Cat Grant In DC Comics Is Very Different From Her Powerful 'Supergirl' Counterpart

Calista Flockhart's streak of being a professional badass just won't stop. After playing the iconic role of Ally McBeal, she moved on to tugging our heartstrings in the earnest and soapy Brothers and Sisters. She never really slowed down after the series ended in 2011, taking on a number of diverse roles, raising her son, and being married to Han Solo — I mean, Harrison Ford. She has been crushing it for decades and Flockhart's latest role as Cat Grant on Supergirl proves the best is yet to come. On the CBS series, Kara's boss, the powerful and confident CEO of CatCo is more Miranda Priestly than Perry White. But what is Cat Grant like in DC Comics? Fans who are only familiar with Flockhart's take on the media mogul may be surprised to learn about her origins.

On Supergirl, Cat is a force to be recognized with, and we've only seen the beginning of her character as the show prepares to air its third episode, "Fight of Flight." Still, it's already become clear that the TV version of Cat is very different from her comic book counterpart.

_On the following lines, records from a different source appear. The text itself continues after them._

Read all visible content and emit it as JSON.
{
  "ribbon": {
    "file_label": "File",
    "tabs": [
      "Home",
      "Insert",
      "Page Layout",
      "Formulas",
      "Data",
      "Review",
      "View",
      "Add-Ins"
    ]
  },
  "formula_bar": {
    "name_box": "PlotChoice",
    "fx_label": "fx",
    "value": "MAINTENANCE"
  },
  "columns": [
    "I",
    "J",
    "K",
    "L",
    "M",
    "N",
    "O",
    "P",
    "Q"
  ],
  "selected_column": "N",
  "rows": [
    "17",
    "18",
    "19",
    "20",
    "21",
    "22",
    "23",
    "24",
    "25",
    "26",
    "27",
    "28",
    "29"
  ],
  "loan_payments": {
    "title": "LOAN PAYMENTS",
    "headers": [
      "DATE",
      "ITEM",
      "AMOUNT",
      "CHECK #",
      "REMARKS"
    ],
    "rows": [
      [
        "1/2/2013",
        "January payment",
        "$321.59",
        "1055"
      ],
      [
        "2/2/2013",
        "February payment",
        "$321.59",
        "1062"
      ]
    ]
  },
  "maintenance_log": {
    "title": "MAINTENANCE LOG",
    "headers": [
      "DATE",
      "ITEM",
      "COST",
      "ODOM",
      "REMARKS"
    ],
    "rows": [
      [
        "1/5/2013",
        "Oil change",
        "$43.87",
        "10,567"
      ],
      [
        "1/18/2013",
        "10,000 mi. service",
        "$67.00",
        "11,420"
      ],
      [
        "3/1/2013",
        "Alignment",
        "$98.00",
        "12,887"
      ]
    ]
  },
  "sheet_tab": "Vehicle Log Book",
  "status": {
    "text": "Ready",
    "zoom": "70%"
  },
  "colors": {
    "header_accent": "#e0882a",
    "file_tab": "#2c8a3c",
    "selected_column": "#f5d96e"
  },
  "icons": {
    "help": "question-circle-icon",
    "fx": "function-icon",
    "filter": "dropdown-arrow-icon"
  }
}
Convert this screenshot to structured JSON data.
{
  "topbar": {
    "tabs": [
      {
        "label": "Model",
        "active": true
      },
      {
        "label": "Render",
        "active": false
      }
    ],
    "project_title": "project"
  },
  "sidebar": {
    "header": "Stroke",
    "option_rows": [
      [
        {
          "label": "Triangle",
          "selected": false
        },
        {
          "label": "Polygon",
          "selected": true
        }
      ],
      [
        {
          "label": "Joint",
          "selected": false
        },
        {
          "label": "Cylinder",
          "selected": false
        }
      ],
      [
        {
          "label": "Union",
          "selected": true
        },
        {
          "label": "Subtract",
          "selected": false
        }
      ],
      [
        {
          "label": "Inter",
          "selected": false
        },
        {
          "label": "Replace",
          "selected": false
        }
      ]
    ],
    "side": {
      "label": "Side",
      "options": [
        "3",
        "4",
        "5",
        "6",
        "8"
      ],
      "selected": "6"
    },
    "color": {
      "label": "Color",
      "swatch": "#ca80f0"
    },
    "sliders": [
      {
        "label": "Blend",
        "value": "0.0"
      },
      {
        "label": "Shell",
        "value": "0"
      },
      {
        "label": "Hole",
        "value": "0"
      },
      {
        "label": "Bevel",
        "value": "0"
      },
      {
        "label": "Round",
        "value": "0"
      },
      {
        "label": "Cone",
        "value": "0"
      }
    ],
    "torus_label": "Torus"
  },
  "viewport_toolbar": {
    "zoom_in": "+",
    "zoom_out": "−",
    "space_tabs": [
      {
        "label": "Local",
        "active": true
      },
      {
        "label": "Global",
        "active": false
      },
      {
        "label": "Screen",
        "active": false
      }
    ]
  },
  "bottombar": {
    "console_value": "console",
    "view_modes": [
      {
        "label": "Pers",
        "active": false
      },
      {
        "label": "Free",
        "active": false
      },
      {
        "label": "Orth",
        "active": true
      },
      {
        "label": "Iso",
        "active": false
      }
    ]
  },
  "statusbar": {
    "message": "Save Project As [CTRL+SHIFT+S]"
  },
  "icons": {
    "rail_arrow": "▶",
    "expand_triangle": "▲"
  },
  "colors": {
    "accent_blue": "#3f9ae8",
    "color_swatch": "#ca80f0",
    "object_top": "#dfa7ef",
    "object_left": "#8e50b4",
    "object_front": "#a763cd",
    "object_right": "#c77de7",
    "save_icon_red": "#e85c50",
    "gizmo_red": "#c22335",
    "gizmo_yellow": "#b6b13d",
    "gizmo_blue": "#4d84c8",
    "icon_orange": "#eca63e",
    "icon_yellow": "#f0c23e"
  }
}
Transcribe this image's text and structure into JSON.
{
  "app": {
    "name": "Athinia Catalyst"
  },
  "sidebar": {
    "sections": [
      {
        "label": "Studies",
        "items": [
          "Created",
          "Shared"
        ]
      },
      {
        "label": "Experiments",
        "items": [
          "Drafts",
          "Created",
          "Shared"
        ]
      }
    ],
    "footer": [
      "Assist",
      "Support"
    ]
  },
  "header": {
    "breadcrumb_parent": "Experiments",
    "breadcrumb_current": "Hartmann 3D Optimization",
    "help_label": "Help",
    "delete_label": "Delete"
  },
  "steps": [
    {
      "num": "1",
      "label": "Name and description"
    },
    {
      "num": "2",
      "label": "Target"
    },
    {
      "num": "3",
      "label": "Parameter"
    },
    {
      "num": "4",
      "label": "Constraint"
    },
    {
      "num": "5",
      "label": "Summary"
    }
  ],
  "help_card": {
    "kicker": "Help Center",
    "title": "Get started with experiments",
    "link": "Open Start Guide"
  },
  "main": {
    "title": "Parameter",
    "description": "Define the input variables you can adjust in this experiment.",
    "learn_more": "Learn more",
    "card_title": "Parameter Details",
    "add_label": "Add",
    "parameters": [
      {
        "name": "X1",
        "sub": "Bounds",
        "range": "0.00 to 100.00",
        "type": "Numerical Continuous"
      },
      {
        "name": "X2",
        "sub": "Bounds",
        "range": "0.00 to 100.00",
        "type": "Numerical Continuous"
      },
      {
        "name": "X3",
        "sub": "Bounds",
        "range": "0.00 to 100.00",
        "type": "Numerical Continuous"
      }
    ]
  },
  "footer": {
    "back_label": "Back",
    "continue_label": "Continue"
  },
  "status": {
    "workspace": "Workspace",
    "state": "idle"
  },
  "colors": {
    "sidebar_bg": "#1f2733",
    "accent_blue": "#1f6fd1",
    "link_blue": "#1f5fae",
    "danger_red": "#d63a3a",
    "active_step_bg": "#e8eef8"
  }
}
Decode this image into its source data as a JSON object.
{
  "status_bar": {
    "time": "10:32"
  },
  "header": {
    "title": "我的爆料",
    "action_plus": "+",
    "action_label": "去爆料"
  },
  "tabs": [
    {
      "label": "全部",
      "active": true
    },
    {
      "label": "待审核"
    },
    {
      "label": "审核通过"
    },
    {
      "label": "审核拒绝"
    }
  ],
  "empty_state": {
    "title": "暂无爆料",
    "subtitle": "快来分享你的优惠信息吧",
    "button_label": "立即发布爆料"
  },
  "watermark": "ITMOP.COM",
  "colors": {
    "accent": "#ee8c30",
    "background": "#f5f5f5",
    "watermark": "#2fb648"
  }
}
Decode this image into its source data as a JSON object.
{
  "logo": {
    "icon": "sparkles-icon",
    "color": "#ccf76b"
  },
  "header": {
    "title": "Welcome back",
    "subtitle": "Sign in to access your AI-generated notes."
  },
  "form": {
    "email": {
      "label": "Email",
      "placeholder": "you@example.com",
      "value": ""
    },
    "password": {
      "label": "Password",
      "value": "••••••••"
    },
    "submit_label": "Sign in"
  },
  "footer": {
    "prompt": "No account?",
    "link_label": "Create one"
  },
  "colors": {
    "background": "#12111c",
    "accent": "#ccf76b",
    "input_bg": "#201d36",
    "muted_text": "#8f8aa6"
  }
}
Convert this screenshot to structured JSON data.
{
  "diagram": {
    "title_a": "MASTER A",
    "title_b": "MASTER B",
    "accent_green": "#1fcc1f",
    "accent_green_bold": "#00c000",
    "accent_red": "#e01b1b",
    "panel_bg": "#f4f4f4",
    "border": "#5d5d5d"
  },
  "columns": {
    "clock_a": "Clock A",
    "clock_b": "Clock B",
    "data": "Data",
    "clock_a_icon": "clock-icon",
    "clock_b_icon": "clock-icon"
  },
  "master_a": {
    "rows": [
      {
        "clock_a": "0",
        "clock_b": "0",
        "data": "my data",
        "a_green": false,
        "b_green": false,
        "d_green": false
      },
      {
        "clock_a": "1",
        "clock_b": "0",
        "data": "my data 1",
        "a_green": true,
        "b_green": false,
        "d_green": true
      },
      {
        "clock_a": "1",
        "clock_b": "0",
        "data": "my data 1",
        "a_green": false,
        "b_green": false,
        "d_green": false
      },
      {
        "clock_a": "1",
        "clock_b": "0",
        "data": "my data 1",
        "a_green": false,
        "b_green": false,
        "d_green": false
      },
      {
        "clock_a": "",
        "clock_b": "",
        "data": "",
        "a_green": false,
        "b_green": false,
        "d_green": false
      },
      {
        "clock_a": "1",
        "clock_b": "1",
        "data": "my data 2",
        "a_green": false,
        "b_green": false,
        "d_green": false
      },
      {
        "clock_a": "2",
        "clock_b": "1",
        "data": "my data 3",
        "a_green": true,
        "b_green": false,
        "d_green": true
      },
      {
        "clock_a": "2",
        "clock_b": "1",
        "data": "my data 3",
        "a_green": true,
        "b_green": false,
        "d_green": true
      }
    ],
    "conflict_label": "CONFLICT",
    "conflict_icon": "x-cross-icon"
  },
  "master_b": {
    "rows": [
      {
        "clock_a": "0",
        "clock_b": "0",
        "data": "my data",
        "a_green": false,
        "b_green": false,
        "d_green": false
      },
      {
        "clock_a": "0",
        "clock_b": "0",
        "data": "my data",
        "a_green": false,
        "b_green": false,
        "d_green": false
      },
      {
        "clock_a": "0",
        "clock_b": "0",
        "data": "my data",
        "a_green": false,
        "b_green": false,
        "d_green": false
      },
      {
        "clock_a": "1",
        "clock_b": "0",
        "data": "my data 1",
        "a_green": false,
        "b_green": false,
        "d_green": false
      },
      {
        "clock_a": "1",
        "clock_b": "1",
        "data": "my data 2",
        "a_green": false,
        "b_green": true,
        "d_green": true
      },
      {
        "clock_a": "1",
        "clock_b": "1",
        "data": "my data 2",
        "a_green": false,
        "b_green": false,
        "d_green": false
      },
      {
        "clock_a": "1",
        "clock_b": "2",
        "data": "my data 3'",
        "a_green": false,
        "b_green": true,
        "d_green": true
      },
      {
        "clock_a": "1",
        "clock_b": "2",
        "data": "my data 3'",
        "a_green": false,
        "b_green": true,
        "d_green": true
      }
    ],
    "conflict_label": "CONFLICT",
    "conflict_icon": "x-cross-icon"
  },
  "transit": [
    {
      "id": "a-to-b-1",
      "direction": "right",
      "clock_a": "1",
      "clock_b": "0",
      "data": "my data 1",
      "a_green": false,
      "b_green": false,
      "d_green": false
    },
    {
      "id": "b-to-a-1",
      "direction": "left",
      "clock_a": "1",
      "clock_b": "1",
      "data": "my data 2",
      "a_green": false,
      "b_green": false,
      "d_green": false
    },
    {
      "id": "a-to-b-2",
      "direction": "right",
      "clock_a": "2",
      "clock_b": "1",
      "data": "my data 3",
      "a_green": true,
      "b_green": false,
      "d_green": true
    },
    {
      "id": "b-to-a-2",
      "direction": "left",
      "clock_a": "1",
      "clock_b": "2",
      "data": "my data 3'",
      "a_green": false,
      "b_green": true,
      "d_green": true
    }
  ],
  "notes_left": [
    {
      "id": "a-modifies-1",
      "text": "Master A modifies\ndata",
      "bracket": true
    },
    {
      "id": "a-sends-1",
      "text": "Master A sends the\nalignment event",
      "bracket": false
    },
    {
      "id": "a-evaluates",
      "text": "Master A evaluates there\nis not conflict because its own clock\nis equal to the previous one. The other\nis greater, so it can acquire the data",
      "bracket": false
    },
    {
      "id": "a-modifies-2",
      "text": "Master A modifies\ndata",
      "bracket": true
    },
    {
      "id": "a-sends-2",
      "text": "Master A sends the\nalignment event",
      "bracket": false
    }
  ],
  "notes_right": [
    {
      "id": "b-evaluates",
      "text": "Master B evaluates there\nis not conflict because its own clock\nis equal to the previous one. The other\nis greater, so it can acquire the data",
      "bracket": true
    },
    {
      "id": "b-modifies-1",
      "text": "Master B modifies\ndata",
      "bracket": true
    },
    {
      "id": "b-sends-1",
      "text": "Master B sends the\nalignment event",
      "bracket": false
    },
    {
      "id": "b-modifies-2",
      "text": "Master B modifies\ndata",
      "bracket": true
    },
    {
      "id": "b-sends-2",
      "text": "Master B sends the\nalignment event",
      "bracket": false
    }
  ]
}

The character first appeared in the 1984 edition of the Adventures of Superman as a reporter from Los Angeles who moved to Metropolis to become the new gossip columnist for the Daily Planet. She was a single mother raising her son, Adam, as well as a recovering alcoholic. She is perhaps best known for being flirtatious, and was actually introduced to be a conflict in the Clark Kent/Lois Lane relationship. Cat and Clark dated for a while, but ultimately broke up due to his feelings for Lois. Meanwhile on the series, Cat is running an entire media corporation, and at this point, there's no sign she'll ever meet Superman, let alone begin a romance with him. One thing that Supergirl did retain from the comics, however, is Cat's role as a single mother, as TV Line reported that Pan's Levi Miller will play her son.

Let's hope this storyline changes for TV, as things get pretty dark for Cat in the comics when her son is kidnapped and later killed by the Toyman, which sends her (quite understandably) on a downward spiral. She does eventually return to reporting and serve as an antagonist to Supergirl, who she feels doesn't quite take these alien threats seriously enough.

This is all a bit ominous, since on Supergirl, Jeremy Jordan plays Winslow Schott, who becomes Toyman in the comics. There have already been many changes made to the show (like much of Cat herself), so there is no way of knowing if it will follow this dark source material. Still, I hope Kara keeps a close on Adam, just in case the TV and comic book versions of Cat start to have more in common.

Images: Darren Michaels/Warner Bros. Entertainment Inc.(2)